|Added to NRHP||May 8, 1998|
In 1938, Lubbock businessmen Joe H. Bryant, M. A. Sanders, and Glenn Woody, built Lubbock’s first suburban neighborhood movie theater. The Art Deco style theater was designed by architect Robert Maxey. The theater was built as a "second-run" movie theater and boasted a seating capacity of 720. It also had "washed air" cooling and a marquee with over 750 feet of neon lighting.
The Cactus remained opened for twenty years. However, by 1957, there were seventeen movie theaters in the city. The competition from the other traditional theaters and the popularity of six new drive-in theaters forced the older Cactus out of business. The Cactus closed on May 6, 1958.
As part of the development of Lubbock's Depot District in 1993, Cactus Theater, Inc., along with a group of investors, bought the Cactus Theater and refurbished it into a live performance/movie theater. The refurbished theater retains its original balcony, slope, and stage. The seating was replaced with four hundred modern seats. The old projection booth was redesigned with spotlights and a state-of-the-art sound and light package. The theater's West Texas heritage was recognized with murals on both walls, painted by artist John Russell Thomasson, depicting Caprock Canyon.
The theater now features shows such as Nostalgia Nights, The Cactus Family Christmas Celebration, Gospel Night, Cactus Cuties local artist showcase, new artist showcase, and The JD’s, a doo wop group founded by the late Don Allison, a musician and producer at the Cactus. Artists like Joe Ely, B. J. Thomas, Gary Morris, Jerry Jeff Walker, and The Maines Brothers Band have played at the venue. The theater features live theatrical plays and music including Fiddler on the Roof, The Odd Couple, Jesus Christ Superstar, Buddy - The Buddy Holly Story, The Rainmaker, Hello Dolly!, Oklahoma!, and more. The Cactus Theater has also played host to several debut musical plays from local writers, such as Heavenly Country and Holy Rock ‘n Rollers.
No longer singing as a group, the girls of The Cactus Cuties were one of the many popular acts at the Cactus Theater. These singing girls were coached and managed by Cameron Caldwell at Terri Caldwell Music. Originally, the Cactus Cuties were Baylee Barrett, Blaire Elbert, Andi Kitten, and Madeline Powell. In the summer of 2007 the Cuties were invited to guest star on Disney Channel's "Cory in The House" which aired around the same time their first YouTube video went viral in early 2008. The video featured five Cactus Cuties (two of whom who no longer sung with the group) singing their own rendition of the "Star-Spangled Banner" and captured the hearts of over three million people in one month. Their unique and amazing harmonies as well as their character and charm made the girls very popular on the internet.

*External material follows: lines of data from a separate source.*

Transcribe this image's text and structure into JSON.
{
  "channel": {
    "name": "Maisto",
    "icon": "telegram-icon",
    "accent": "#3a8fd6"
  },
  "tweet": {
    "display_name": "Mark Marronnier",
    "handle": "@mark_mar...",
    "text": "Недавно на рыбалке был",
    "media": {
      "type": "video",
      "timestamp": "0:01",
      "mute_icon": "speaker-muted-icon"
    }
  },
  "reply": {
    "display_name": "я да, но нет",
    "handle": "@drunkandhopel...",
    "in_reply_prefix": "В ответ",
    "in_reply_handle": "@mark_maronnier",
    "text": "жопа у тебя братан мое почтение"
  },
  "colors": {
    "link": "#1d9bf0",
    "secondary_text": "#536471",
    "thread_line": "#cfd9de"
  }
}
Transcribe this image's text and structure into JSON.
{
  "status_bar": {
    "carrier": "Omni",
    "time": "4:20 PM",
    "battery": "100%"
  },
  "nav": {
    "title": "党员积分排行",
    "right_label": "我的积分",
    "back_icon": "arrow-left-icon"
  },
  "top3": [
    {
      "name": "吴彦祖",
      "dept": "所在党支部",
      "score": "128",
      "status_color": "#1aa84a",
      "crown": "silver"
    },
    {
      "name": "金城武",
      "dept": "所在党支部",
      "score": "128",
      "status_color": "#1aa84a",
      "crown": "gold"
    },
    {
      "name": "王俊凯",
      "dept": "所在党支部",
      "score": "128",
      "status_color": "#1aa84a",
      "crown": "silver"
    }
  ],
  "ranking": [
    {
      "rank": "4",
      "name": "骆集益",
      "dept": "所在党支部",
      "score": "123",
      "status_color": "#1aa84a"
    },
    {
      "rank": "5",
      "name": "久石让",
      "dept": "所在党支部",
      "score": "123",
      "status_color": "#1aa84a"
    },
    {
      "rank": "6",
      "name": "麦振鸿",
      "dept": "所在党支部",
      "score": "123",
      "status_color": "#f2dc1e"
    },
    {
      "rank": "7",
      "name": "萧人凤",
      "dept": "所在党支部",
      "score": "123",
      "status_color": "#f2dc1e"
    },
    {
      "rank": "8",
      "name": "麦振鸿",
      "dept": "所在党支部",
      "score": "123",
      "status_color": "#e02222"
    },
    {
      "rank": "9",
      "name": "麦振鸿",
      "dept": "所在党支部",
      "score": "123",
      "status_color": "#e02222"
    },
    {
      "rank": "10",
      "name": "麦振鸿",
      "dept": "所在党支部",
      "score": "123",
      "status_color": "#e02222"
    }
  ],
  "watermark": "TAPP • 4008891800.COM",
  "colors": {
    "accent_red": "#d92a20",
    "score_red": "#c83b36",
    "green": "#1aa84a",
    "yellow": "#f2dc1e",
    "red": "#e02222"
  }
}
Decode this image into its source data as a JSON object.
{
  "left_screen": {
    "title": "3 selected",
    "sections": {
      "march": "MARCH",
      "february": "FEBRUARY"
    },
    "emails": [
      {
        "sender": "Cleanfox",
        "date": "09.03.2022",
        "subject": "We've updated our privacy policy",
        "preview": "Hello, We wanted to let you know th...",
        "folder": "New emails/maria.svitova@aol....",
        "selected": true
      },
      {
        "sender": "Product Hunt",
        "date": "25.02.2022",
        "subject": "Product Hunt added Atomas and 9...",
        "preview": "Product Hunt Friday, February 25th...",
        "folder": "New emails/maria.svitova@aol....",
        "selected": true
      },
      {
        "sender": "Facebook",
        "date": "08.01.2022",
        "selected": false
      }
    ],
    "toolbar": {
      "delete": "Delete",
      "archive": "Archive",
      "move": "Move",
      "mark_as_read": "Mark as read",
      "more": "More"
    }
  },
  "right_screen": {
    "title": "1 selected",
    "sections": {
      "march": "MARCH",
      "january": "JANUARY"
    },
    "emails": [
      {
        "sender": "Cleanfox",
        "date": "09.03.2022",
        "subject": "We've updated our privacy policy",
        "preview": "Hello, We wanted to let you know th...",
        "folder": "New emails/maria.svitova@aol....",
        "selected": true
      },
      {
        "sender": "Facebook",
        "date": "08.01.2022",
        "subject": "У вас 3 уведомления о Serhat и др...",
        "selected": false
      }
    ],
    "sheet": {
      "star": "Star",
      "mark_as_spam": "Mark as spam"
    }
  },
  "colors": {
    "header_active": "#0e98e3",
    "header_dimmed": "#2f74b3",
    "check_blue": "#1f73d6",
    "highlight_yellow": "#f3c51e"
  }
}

The Cactus Theater continues to host programs such as the Holly Ave and the Cactus Kids aimed toward developing young talent and upcoming artists.
The Cactus Cuties performed on Rachel Ray Show, Jerry Lewis MDA Telethon, National Day of Prayer at Cannon House Office Building in the District of Columbia, and Oprah Winfrey's Search for the Most Talented Kids. Their singing is also available on a compact disc and a DVD both titled Cactus Cuties: Live at the Cactus 2009. For personal reasons Andi Kitten decided it was time to leave the group around September 2010. Makenzie Patton joined the remaining three girls shortly thereafter.
- National Register of Historic Places listings in Lubbock County, Texas
- Lubbock Post Office and Federal Building
- Silent Wings Museum
- "National Register Information System". National Register of Historic Places. National Park Service. 2006-03-15.
- KCBD-TV History of the Cactus Theater
- Cactus Cuties site (accessed 2010-10-24).
- Search for the Most Talented Kids, oprah.com
- Kerns, William (2010-10-21). "Cuties have new face for television gig". Lubbock Avalanche-Journal. pp. A1, A6. Retrieved 2010-10-25.